I suppose you could nitpick over the order of facts presented in my account of Obama’s announcement. But does anything in my account prove your hypothesis that objectivity in reporting is non-existent?
Here’s another example of straightforward reporting:
Rick Santorum swept to victory in all three Republican presidential contests Tuesday, delivering a setback to the momentum of frontrunner Mitt Romney.
Fresh from his decisive victory in the Florida presidential primary, Romney was defeated by the former Pennsylvania senator in the Minnesota and Colorado caucuses and in Missouri’s primary.
Just how much momentum Romney lost in the Santorum sweep remains to be seen. The former Massachusetts governor won the Colorado and Minnesota GOP caucuses four years ago, but this time around Romney trailed Santorum by five percentage points in Colorado and ran a distant third in Minnesota behind Santorum and second-place finisher Ron Paul. Romney maintained that he didn’t lose any headway in the count for Republican convention delegates. Delegates in Minnesota and Colorado will be apportioned later, while Missouri’s primary was merely a “beauty contest” with no delegates to be won.
Yes, my account includes some interpretation. But there again, it’s based on the facts and is added to make sure that the report is fair and balanced. So once again, how does this square with your notion of no objectivity and all bias in news reports?

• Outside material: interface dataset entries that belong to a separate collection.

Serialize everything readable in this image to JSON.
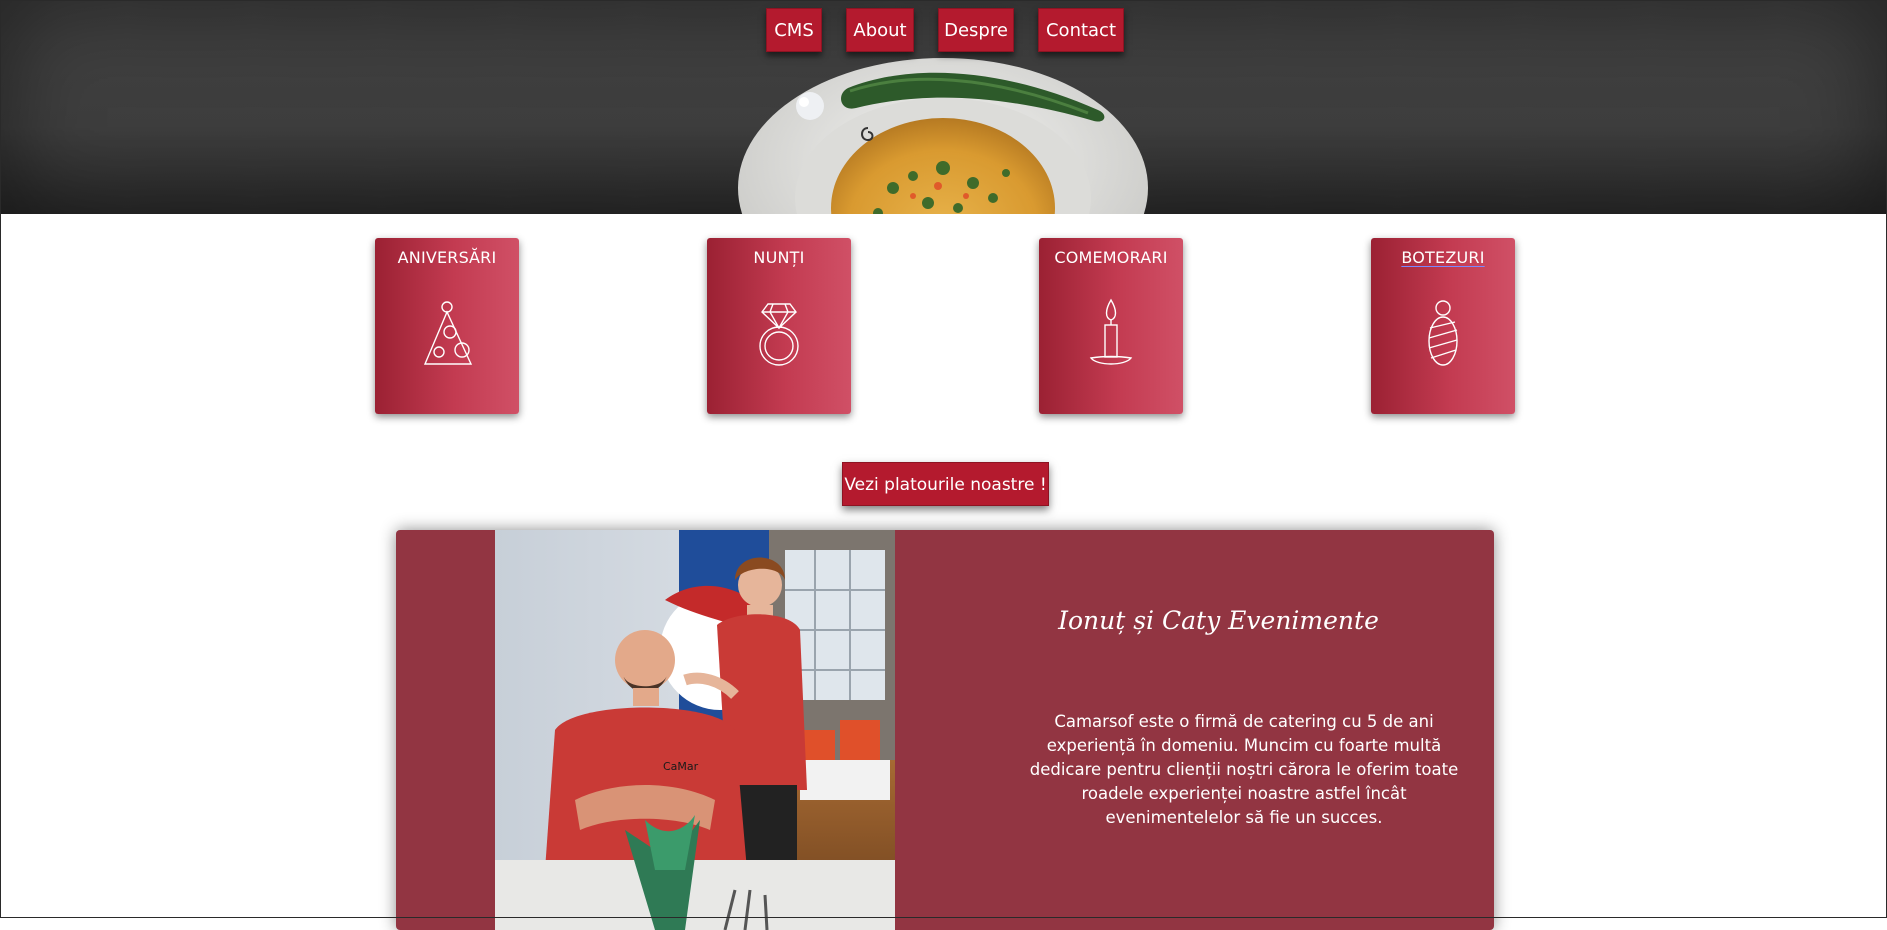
{
  "nav": {
    "items": [
      {
        "label": "CMS"
      },
      {
        "label": "About"
      },
      {
        "label": "Despre"
      },
      {
        "label": "Contact"
      }
    ]
  },
  "categories": [
    {
      "label": "ANIVERSĂRI",
      "icon": "party-hat-icon"
    },
    {
      "label": "NUNȚI",
      "icon": "ring-icon"
    },
    {
      "label": "COMEMORARI",
      "icon": "candle-icon"
    },
    {
      "label": "BOTEZURI",
      "icon": "baby-icon"
    }
  ],
  "cta": {
    "label": "Vezi platourile noastre !"
  },
  "about": {
    "title": "Ionuț și Caty Evenimente",
    "text": "Camarsof este o firmă de catering cu 5 de ani experiență în domeniu. Muncim cu foarte multă dedicare pentru clienții noștri cărora le oferim toate roadele experienței noastre astfel încât evenimentelelor să fie un succes.",
    "shirt_logo": "CaMar"
  },
  "colors": {
    "brand_red": "#b41a2e",
    "panel_red": "#923542",
    "header_gray": "#3d3d3d"
  }
}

I could go on and on, but I think the point is made. My suggestion is to go back to square one and recheck your facts. You might even come to an objective conclusion about your hypothesis.
A.S. Friedman is a longtime journalist from Los Angeles.